I recently had some time off and spent it on a visit to Vancouver Island. While there I took a morning to explore the crash site of a Canso that went down in 1945.
Amazingly enough I stumbled on another Canso on the way to visit the site. Here is a picture that is at Nanaimo airport, also on Vancouver Island.
She may still fly but it sadly she looks to be a static display. I took this picture on Sept 6, 2007.
Back to the wreck site. Here is a picture of the wrecked plane soon after the crash.
The Canso bomber (a Canadian built PBY) crashed in February 12th 1945 at 2300hrs just after takeoff from Tofino airfield on Vancouver Island. One of the engines failed completely just after takeoff, and the pilot had neither the height nor the speed to do anything other than to fly it straight into the trees.
She was built by Canadian Vickers at Cartierville, Quebec as constructors number CV-285 and was taken on charge on October 30th, 1943. It was eventually struck off military charge on April 13th, 1945 some two months after its accident.
The plane was carrying 12 who all survived the crash. Therefore this is not a war grave, though the site is in Pacific Rim National Park. So that makes it a crime to deface or remove any part of the wreck, which or course I respected. Sadly, most of the visitors have failed to heed this and it is clear that many have picked souvenirs from the site.
In case you are in the area and wish to visit. Here are some directions. There is a trail to the wreck site, that is mostly travelled by locals, kids for sure, and perhaps nature lovers as well. Here is a picture of what the entrance to the trail looks like today (Sept. 2007).
This trailhead is on BC Provincial Highway 4, on the left of the highway if you are travelling North. It is midway between the Grise Bay exit and the exit to Radar Hill. (More on Radar Hill later). It is approximately 4km past the Grise Bay exit. Each of the telephone poles along the highway are marked. A nearby telephone pole is marked 307. Parking on the highway is prohibited and you risk being towed. So take the Radar Hill exit and park at the entrance to this part of Pacific Rim National Park.
The first part of the trail takes you past a chain link fence and then you come across an abandoned Government building a little over half a km uphill into the woods. The building is highly overgrown and incredibly dilapidated. All the glass has been long ago broken out and there is some graffiti inside it.
After this building the trail takes a rather dramatic turn for the worse. It gets far more overgrown and is a little bit challenging. It is fairly straightforward to follow however, and after about a little more than a km or so you come upon the first sign of the site.
When the Canso went down it was carrying 4, 250lb depth bombs, which were safely detonated by RCAF personnel, forming a crater. In the years since the crater has filled with water and this is how it looks these days.
Here is another picture of a wartime Canso carrying four depth bombs. Also note the Yagi antenna outboard of the bombs for the ASV Radar.

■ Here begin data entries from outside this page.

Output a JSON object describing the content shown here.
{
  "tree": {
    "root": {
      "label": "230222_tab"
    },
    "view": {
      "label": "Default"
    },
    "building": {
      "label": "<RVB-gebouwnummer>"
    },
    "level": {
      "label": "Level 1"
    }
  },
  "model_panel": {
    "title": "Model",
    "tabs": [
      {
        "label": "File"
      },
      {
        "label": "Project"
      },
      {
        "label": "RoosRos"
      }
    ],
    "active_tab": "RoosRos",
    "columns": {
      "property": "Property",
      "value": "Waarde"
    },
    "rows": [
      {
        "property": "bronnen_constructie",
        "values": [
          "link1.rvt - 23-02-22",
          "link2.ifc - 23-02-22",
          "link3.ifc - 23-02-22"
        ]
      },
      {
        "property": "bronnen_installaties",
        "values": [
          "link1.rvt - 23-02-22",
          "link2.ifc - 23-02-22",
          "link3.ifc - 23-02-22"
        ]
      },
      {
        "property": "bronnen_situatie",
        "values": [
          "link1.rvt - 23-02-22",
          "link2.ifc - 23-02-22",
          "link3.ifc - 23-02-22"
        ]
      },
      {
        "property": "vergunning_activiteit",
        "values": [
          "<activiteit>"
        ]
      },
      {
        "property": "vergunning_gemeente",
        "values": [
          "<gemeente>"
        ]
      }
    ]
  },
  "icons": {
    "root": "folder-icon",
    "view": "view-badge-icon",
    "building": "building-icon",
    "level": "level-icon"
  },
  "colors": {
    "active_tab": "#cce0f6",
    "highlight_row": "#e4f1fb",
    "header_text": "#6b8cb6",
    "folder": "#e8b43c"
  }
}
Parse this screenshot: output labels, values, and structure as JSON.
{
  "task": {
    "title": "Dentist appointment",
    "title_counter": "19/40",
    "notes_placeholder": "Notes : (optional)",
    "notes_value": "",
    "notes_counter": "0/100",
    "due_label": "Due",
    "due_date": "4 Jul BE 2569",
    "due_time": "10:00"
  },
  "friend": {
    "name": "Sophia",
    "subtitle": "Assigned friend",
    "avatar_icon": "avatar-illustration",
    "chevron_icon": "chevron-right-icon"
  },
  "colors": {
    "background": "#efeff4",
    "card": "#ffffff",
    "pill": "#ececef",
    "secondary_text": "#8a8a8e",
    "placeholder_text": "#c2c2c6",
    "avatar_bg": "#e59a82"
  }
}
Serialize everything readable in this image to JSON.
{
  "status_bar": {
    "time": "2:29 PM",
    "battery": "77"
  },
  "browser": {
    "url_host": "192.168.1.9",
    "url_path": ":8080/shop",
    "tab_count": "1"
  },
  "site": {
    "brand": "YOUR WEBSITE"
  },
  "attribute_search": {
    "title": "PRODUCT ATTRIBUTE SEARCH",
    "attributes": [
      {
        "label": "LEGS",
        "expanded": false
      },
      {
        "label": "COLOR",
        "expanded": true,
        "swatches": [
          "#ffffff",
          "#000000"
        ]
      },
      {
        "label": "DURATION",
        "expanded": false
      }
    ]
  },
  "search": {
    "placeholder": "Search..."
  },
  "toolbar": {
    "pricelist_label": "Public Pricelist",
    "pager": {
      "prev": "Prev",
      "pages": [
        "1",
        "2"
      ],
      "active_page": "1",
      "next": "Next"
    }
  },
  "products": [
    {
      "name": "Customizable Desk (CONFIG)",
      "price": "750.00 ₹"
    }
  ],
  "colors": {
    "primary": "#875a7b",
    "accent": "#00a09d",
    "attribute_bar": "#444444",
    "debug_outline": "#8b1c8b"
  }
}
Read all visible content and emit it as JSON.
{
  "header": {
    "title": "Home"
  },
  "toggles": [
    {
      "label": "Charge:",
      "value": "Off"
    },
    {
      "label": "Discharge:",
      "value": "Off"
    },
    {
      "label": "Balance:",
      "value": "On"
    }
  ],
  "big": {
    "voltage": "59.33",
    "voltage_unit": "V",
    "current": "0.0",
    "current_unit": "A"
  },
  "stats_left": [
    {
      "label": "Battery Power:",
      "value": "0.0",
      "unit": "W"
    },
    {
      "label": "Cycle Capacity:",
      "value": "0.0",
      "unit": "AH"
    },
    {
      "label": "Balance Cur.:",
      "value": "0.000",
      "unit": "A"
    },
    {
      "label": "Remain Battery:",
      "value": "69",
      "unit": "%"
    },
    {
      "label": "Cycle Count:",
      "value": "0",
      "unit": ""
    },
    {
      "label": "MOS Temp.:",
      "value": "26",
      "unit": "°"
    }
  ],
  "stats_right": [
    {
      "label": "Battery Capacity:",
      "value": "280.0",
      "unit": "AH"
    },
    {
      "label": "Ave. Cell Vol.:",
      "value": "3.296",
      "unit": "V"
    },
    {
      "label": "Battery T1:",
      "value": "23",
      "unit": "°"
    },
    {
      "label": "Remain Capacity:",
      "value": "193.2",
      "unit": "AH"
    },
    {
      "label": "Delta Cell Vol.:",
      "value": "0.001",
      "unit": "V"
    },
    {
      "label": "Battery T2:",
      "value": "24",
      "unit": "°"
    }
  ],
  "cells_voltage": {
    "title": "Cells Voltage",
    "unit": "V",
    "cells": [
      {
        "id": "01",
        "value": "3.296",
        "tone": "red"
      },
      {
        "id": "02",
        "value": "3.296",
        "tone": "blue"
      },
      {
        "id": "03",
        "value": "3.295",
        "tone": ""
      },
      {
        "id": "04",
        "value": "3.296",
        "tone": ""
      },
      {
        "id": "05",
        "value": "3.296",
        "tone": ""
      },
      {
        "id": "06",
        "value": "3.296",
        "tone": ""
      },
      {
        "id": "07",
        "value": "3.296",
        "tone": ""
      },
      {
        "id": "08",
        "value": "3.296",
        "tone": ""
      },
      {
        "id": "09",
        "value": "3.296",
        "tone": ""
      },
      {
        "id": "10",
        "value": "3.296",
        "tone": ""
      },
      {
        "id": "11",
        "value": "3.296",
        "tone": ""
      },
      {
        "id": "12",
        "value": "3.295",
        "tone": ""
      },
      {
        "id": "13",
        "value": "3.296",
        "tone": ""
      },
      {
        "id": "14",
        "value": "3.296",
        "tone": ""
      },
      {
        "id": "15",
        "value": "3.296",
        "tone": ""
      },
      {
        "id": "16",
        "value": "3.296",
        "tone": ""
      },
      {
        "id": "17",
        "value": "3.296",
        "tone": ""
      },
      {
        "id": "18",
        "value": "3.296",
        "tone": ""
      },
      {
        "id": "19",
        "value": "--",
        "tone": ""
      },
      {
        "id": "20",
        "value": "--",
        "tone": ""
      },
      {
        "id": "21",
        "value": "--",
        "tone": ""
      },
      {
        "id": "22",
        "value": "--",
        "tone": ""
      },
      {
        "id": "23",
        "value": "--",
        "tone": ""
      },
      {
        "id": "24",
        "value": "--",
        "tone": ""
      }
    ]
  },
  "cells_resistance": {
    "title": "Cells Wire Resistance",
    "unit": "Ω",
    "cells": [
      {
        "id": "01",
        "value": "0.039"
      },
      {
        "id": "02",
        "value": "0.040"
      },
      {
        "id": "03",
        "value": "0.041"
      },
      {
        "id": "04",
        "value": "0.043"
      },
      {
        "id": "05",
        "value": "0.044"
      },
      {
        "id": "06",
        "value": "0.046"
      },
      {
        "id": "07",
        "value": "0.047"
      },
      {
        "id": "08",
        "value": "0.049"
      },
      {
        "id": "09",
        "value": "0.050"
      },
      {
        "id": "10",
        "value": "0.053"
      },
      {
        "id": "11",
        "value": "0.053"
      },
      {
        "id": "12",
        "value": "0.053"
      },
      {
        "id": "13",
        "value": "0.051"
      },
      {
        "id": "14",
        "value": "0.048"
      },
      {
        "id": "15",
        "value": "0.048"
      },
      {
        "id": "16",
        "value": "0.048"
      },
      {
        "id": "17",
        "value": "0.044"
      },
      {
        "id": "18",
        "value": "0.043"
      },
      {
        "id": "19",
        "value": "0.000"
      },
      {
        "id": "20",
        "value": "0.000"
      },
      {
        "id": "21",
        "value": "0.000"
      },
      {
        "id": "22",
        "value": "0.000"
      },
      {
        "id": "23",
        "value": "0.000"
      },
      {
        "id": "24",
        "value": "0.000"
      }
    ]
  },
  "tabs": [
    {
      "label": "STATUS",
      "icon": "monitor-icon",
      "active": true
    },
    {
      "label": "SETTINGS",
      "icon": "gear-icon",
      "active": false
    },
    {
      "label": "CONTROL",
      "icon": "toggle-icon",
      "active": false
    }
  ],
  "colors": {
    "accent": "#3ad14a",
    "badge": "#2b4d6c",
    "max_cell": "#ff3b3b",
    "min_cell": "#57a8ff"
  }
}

As you can imagine there is considerable damage to the plane. But most of the damage was not done during the crash. One wingtip, an engine, and the front of the fuselage were damaged in the crash. There were plans to salvage the plane by the Canadian Museum of Flight (currently in Langley B.C.) But these plans have been in the works for over ten years now. And it maybe that the plane will be lost to nature.
Some recent images of the Canso as it looks these days.
The nearby Radar hill was a Cold War site for a radar. There is virtually nothing left of the site except some pipes (or perhaps they are electrical conduits) and some rusting fittings where the buildings once stood. There is an octagonal concrete pad where a Radar tower once was. But other than that all that is left are some spectacular vistas.
View from Radar hill, looking East.
View from Radar hill, looking West out over the Pacific Ocean.
Radars were operated in the area by the RCAF during the war. From 1942 on there was an Early Warning CHL set established at Amphitrite point. (Uclulet). And in 1943 a very sophisticated (for its time) MEW (Microwave Early Warning) set was established at Tofino. But aside from the memories of some Veterans, and pictures there is nothing left of these sites. Here is a map and some further details.
From Canadians on Radar.
"Millions of dollars were spent in constructing the radar chain, in purchasing the equipment, and in training personnel; and more than 3,000 officers and airmen were employed to operate and maintain the units. Yet, as far as is known, there were no tracks plotted from enemy aircraft. What then, it may be asked, did Canada get out of it all ?
I believe, and the records tend to prove, that the entire system was paid for in aircraft saved and experience gained. In one year on the West Coast, over fifty assists were given to friendly aircraft that were either lost or in distress, and the number was about the same on the East Coast. It is estimated that at least ten aircraft and crews probably owe their survival to the ground-based radar. If the estimate is true, this saving alone nearly paid for the chain."
The 12 crew of the Tofino Canso may also attribute part of their survival and rescue to the Radars in the area.
If you go, pack bug spray, water a flashlight and a light lunch. Also consult the park officials as there are Bears, Cougars and other unsavoury wildlife in the woods. Though of course I saw none.